▶ TASK PROMPT
Bring together copies of the lines in the data below that contain the word "Post".

───── DATA FOR THIS EXERCISE ─────

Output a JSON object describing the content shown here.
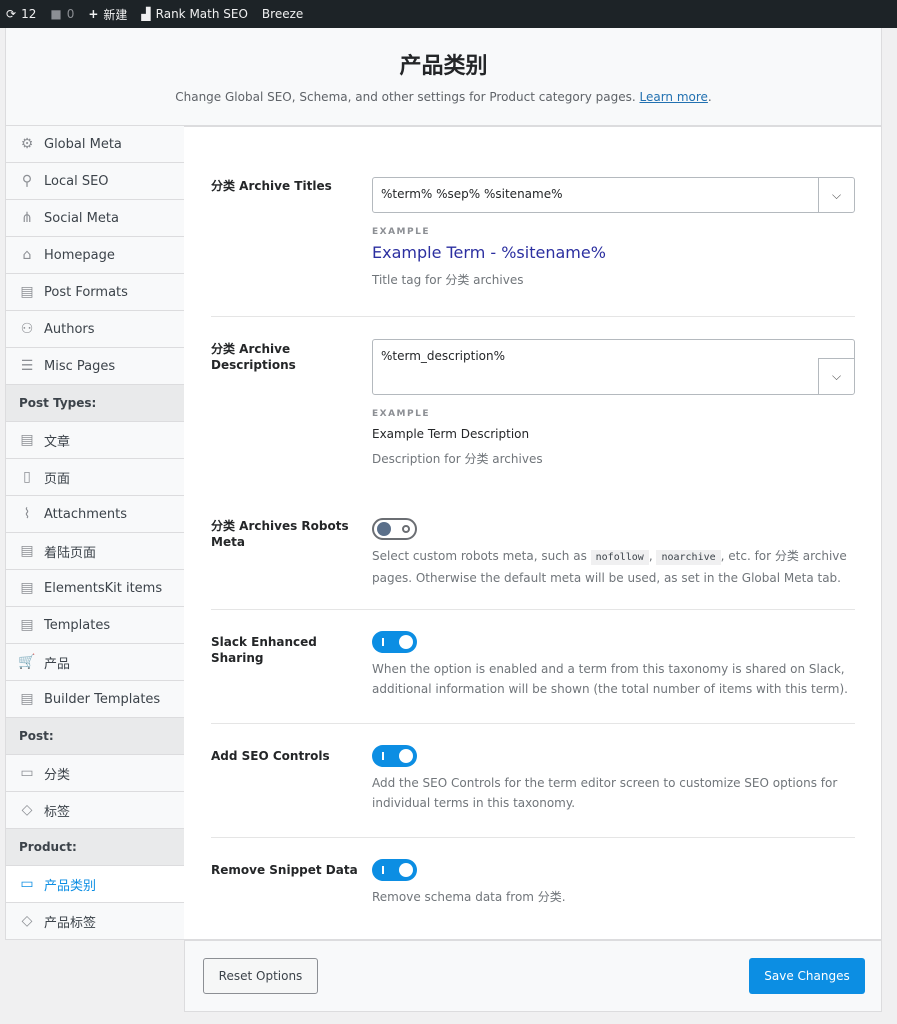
{
  "topbar": {
    "updates": "12",
    "comments": "0",
    "new": "新建",
    "rankmath": "Rank Math SEO",
    "breeze": "Breeze"
  },
  "header": {
    "title": "产品类别",
    "subtitle": "Change Global SEO, Schema, and other settings for Product category pages.",
    "learn_more": "Learn more",
    "period": "."
  },
  "sidebar": {
    "items": [
      {
        "label": "Global Meta",
        "icon": "⚙"
      },
      {
        "label": "Local SEO",
        "icon": "⚲"
      },
      {
        "label": "Social Meta",
        "icon": "⋔"
      },
      {
        "label": "Homepage",
        "icon": "⌂"
      },
      {
        "label": "Post Formats",
        "icon": "▤"
      },
      {
        "label": "Authors",
        "icon": "⚇"
      },
      {
        "label": "Misc Pages",
        "icon": "☰"
      },
      {
        "label": "Post Types:",
        "header": true
      },
      {
        "label": "文章",
        "icon": "▤"
      },
      {
        "label": "页面",
        "icon": "▯"
      },
      {
        "label": "Attachments",
        "icon": "⌇"
      },
      {
        "label": "着陆页面",
        "icon": "▤"
      },
      {
        "label": "ElementsKit items",
        "icon": "▤"
      },
      {
        "label": "Templates",
        "icon": "▤"
      },
      {
        "label": "产品",
        "icon": "🛒"
      },
      {
        "label": "Builder Templates",
        "icon": "▤"
      },
      {
        "label": "Post:",
        "header": true
      },
      {
        "label": "分类",
        "icon": "▭"
      },
      {
        "label": "标签",
        "icon": "◇"
      },
      {
        "label": "Product:",
        "header": true
      },
      {
        "label": "产品类别",
        "icon": "▭",
        "active": true
      },
      {
        "label": "产品标签",
        "icon": "◇"
      }
    ]
  },
  "settings": {
    "titles": {
      "label": "分类 Archive Titles",
      "value": "%term% %sep% %sitename%",
      "example_label": "EXAMPLE",
      "example": "Example Term - %sitename%",
      "desc": "Title tag for 分类 archives"
    },
    "descriptions": {
      "label": "分类 Archive Descriptions",
      "value": "%term_description%",
      "example_label": "EXAMPLE",
      "example": "Example Term Description",
      "desc": "Description for 分类 archives"
    },
    "robots": {
      "label": "分类 Archives Robots Meta",
      "enabled": false,
      "desc_a": "Select custom robots meta, such as ",
      "code1": "nofollow",
      "sep": ", ",
      "code2": "noarchive",
      "desc_b": ", etc. for 分类 archive pages. Otherwise the default meta will be used, as set in the Global Meta tab."
    },
    "slack": {
      "label": "Slack Enhanced Sharing",
      "enabled": true,
      "desc": "When the option is enabled and a term from this taxonomy is shared on Slack, additional information will be shown (the total number of items with this term)."
    },
    "seo_controls": {
      "label": "Add SEO Controls",
      "enabled": true,
      "desc": "Add the SEO Controls for the term editor screen to customize SEO options for individual terms in this taxonomy."
    },
    "snippet": {
      "label": "Remove Snippet Data",
      "enabled": true,
      "desc": "Remove schema data from 分类."
    }
  },
  "footer": {
    "reset": "Reset Options",
    "save": "Save Changes"
  },
  "colors": {
    "accent": "#0c8ee3",
    "example_link": "#2b2fa0"
  }
}
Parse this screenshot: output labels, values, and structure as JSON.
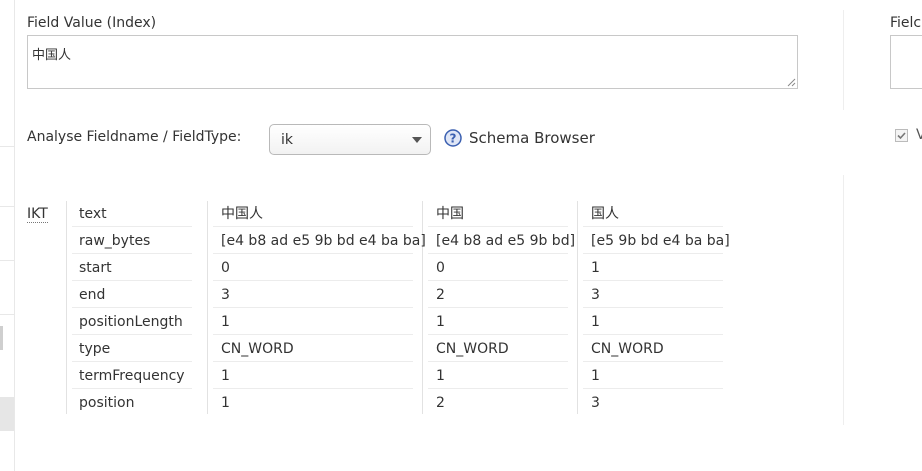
{
  "field_value": {
    "label": "Field Value (Index)",
    "value": "中国人"
  },
  "right_panel": {
    "label": "Fielc",
    "checkbox_letter": "V"
  },
  "analyse": {
    "label": "Analyse Fieldname / FieldType:",
    "selected": "ik",
    "schema_browser": "Schema Browser"
  },
  "analysis": {
    "tokenizer": "IKT",
    "attributes": [
      "text",
      "raw_bytes",
      "start",
      "end",
      "positionLength",
      "type",
      "termFrequency",
      "position"
    ],
    "tokens": [
      [
        "中国人",
        "[e4 b8 ad e5 9b bd e4 ba ba]",
        "0",
        "3",
        "1",
        "CN_WORD",
        "1",
        "1"
      ],
      [
        "中国",
        "[e4 b8 ad e5 9b bd]",
        "0",
        "2",
        "1",
        "CN_WORD",
        "1",
        "2"
      ],
      [
        "国人",
        "[e5 9b bd e4 ba ba]",
        "1",
        "3",
        "1",
        "CN_WORD",
        "1",
        "3"
      ]
    ]
  },
  "colors": {
    "help_icon": "#3a5fb0",
    "border": "#c8c8c8"
  }
}
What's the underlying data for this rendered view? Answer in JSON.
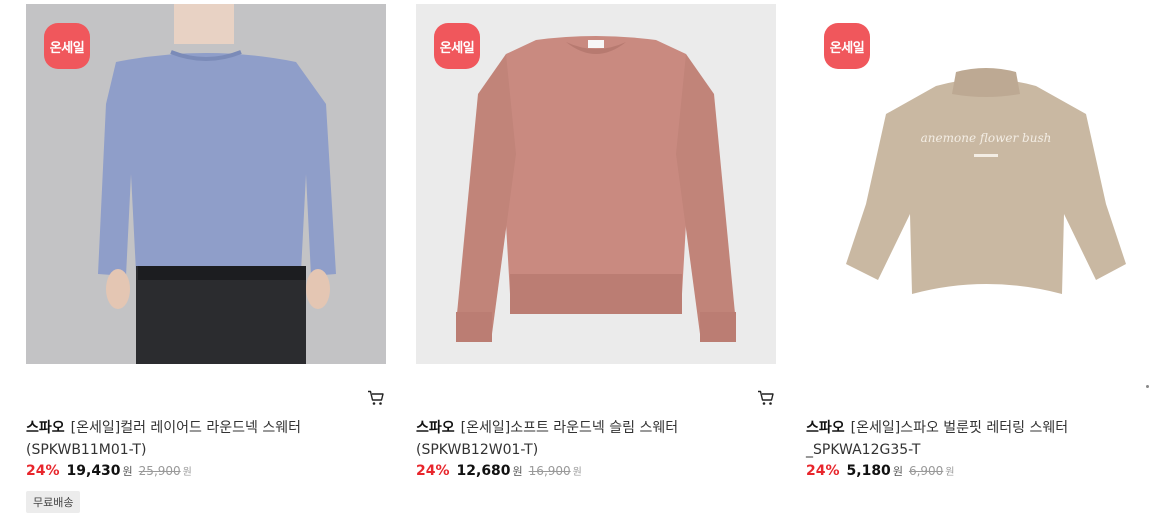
{
  "products": [
    {
      "badge": "온세일",
      "brand": "스파오",
      "name": "[온세일]컬러 레이어드 라운드넥 스웨터 (SPKWB11M01-T)",
      "discount_rate": "24%",
      "price": "19,430",
      "currency": "원",
      "original_price": "25,900",
      "original_currency": "원",
      "tag": "무료배송",
      "image_colors": {
        "background": "#c3c3c5",
        "sweater": "#8f9ec9"
      }
    },
    {
      "badge": "온세일",
      "brand": "스파오",
      "name": "[온세일]소프트 라운드넥 슬림 스웨터 (SPKWB12W01-T)",
      "discount_rate": "24%",
      "price": "12,680",
      "currency": "원",
      "original_price": "16,900",
      "original_currency": "원",
      "image_colors": {
        "background": "#ebebeb",
        "sweater": "#c98a80"
      }
    },
    {
      "badge": "온세일",
      "brand": "스파오",
      "name": "[온세일]스파오 벌룬핏 레터링 스웨터 _SPKWA12G35-T",
      "discount_rate": "24%",
      "price": "5,180",
      "currency": "원",
      "original_price": "6,900",
      "original_currency": "원",
      "image_text": "anemone flower bush",
      "image_colors": {
        "background": "#ffffff",
        "sweater": "#c9b8a2"
      }
    }
  ],
  "icons": {
    "cart": "cart-icon"
  },
  "colors": {
    "badge": "#f0575c",
    "discount": "#e8262c"
  }
}
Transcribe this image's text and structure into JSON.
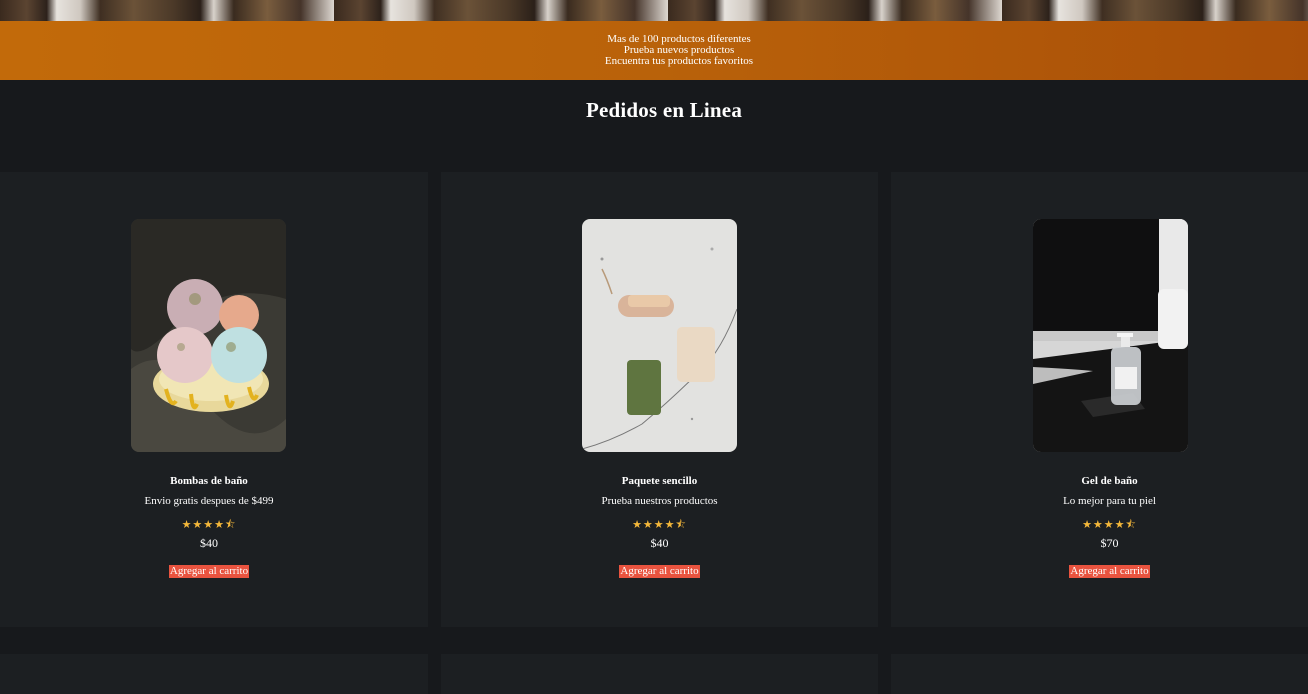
{
  "promo": {
    "lines": [
      "Mas de 100 productos diferentes",
      "Prueba nuevos productos",
      "Encuentra tus productos favoritos"
    ]
  },
  "page_title": "Pedidos en Linea",
  "products": [
    {
      "name": "Bombas de baño",
      "desc": "Envio gratis despues de $499",
      "stars": "★★★★⯪",
      "price": "$40",
      "button": "Agregar al carrito"
    },
    {
      "name": "Paquete sencillo",
      "desc": "Prueba nuestros productos",
      "stars": "★★★★⯪",
      "price": "$40",
      "button": "Agregar al carrito"
    },
    {
      "name": "Gel de baño",
      "desc": "Lo mejor para tu piel",
      "stars": "★★★★⯪",
      "price": "$70",
      "button": "Agregar al carrito"
    }
  ],
  "rating_value": 4.5,
  "colors": {
    "accent": "#e9533f",
    "band": "#b9620a",
    "star": "#f5b83a",
    "card": "#1c1f22",
    "bg": "#17191c"
  }
}
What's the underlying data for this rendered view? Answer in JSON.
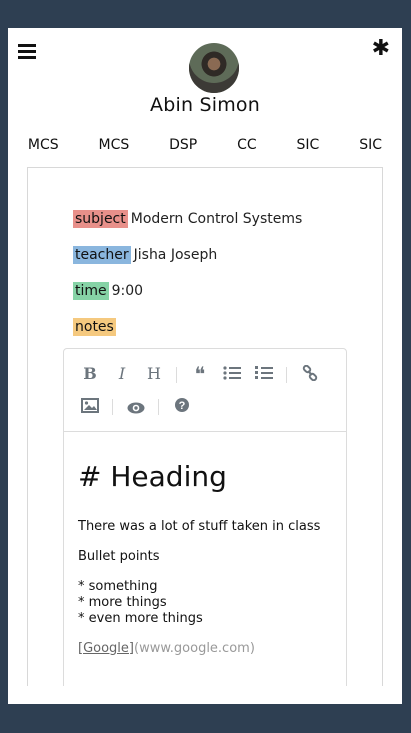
{
  "header": {
    "user_name": "Abin Simon",
    "menu_icon": "hamburger-menu-icon",
    "settings_icon": "asterisk-icon"
  },
  "tabs": [
    "MCS",
    "MCS",
    "DSP",
    "CC",
    "SIC",
    "SIC"
  ],
  "details": {
    "subject": {
      "label": "subject",
      "value": "Modern Control Systems",
      "color": "#e8908a"
    },
    "teacher": {
      "label": "teacher",
      "value": "Jisha Joseph",
      "color": "#8ab6de"
    },
    "time": {
      "label": "time",
      "value": "9:00",
      "color": "#86d3a6"
    },
    "notes": {
      "label": "notes",
      "color": "#f5c97f"
    }
  },
  "editor": {
    "toolbar_icons": [
      "bold-icon",
      "italic-icon",
      "heading-icon",
      "quote-icon",
      "unordered-list-icon",
      "ordered-list-icon",
      "link-icon",
      "image-icon",
      "preview-icon",
      "help-icon"
    ],
    "toolbar_glyphs": {
      "bold": "B",
      "italic": "I",
      "heading": "H",
      "quote": "❝",
      "help": "?"
    },
    "heading": "# Heading",
    "line1": "There was a lot of stuff taken in class",
    "line2": "Bullet points",
    "bullets": [
      "* something",
      "* more things",
      "* even more things"
    ],
    "link_text": "[Google]",
    "link_url": "(www.google.com)"
  }
}
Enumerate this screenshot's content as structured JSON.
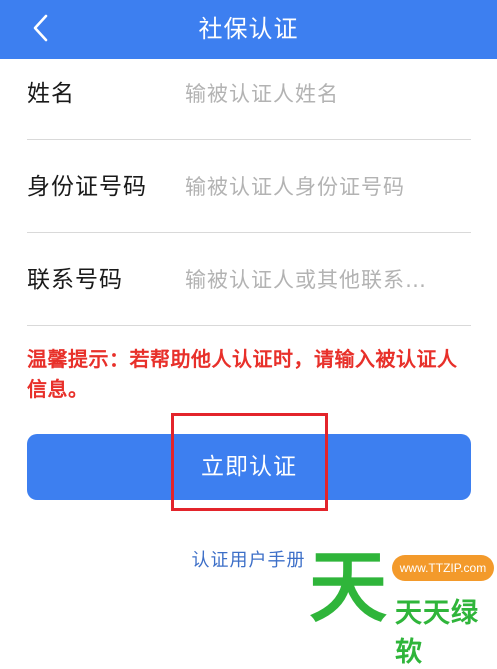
{
  "header": {
    "title": "社保认证",
    "background_color": "#3d7ff0"
  },
  "form": {
    "rows": [
      {
        "label": "姓名",
        "placeholder": "输被认证人姓名",
        "value": ""
      },
      {
        "label": "身份证号码",
        "placeholder": "输被认证人身份证号码",
        "value": ""
      },
      {
        "label": "联系号码",
        "placeholder": "输被认证人或其他联系…",
        "value": ""
      }
    ]
  },
  "tip": "温馨提示：若帮助他人认证时，请输入被认证人信息。",
  "tip_color": "#e8302a",
  "submit_label": "立即认证",
  "manual_link": "认证用户手册",
  "watermark": {
    "logo_char": "天",
    "url": "www.TTZIP.com",
    "name": "天天绿软"
  }
}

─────

▶ ANSWER FOR THE TASK
        "label": "Post Formats",
        "label": "Post Types:",
        "label": "Post:",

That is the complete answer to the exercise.